* [Supplied entries]
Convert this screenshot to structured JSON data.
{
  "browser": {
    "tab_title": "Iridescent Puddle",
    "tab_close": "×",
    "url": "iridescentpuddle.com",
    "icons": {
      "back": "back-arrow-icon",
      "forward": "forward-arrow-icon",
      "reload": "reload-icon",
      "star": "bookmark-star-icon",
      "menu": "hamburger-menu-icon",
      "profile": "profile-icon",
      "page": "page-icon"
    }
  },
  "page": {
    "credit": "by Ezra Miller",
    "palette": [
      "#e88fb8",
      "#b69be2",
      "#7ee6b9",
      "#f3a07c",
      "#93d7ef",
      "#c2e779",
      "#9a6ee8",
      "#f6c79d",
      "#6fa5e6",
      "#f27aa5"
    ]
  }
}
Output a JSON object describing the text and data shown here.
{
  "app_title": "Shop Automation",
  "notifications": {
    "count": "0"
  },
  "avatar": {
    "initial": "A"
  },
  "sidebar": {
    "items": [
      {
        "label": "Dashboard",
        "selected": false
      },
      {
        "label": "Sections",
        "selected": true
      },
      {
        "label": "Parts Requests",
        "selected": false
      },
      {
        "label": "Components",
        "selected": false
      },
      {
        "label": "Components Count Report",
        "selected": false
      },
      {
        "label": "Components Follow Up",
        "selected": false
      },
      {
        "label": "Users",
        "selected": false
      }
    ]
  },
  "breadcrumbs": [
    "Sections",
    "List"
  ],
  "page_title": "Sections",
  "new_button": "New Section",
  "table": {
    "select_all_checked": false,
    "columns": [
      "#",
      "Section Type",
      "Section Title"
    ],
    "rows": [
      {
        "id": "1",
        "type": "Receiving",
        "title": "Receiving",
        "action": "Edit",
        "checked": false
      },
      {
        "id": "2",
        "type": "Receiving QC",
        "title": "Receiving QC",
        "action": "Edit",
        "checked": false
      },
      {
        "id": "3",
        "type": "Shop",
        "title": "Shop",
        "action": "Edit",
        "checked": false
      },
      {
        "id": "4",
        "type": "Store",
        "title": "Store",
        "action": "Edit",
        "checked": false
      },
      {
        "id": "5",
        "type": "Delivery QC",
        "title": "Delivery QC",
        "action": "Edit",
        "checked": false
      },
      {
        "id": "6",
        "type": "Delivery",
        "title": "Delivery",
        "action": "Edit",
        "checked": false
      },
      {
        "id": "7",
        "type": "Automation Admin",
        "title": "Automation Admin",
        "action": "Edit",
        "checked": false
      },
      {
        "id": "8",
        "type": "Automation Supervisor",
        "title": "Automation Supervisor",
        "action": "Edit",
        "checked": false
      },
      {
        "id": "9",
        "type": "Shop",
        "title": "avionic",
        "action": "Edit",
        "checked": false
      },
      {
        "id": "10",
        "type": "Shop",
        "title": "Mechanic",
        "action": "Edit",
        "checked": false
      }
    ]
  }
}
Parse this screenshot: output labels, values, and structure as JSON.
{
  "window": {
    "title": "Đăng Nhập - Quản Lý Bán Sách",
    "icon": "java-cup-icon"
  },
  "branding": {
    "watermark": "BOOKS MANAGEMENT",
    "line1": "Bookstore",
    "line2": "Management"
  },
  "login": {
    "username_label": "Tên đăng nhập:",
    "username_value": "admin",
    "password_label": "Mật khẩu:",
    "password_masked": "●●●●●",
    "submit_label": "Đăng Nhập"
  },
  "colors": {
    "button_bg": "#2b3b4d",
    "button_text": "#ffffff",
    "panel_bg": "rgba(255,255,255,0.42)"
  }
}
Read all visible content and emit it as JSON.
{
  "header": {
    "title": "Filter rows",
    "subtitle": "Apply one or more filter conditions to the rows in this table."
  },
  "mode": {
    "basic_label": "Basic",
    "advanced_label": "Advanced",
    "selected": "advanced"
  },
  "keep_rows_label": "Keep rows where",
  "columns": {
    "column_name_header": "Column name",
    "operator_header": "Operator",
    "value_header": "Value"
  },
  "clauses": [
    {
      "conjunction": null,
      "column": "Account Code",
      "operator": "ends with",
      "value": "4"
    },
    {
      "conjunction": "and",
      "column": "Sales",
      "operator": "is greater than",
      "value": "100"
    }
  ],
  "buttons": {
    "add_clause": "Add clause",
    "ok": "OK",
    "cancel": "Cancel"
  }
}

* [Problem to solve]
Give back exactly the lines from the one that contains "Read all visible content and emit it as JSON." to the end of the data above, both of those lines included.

* [Exercise result]
Read all visible content and emit it as JSON.
{
  "header": {
    "title": "Filter rows",
    "subtitle": "Apply one or more filter conditions to the rows in this table."
  },
  "mode": {
    "basic_label": "Basic",
    "advanced_label": "Advanced",
    "selected": "advanced"
  },
  "keep_rows_label": "Keep rows where",
  "columns": {
    "column_name_header": "Column name",
    "operator_header": "Operator",
    "value_header": "Value"
  },
  "clauses": [
    {
      "conjunction": null,
      "column": "Account Code",
      "operator": "ends with",
      "value": "4"
    },
    {
      "conjunction": "and",
      "column": "Sales",
      "operator": "is greater than",
      "value": "100"
    }
  ],
  "buttons": {
    "add_clause": "Add clause",
    "ok": "OK",
    "cancel": "Cancel"
  }
}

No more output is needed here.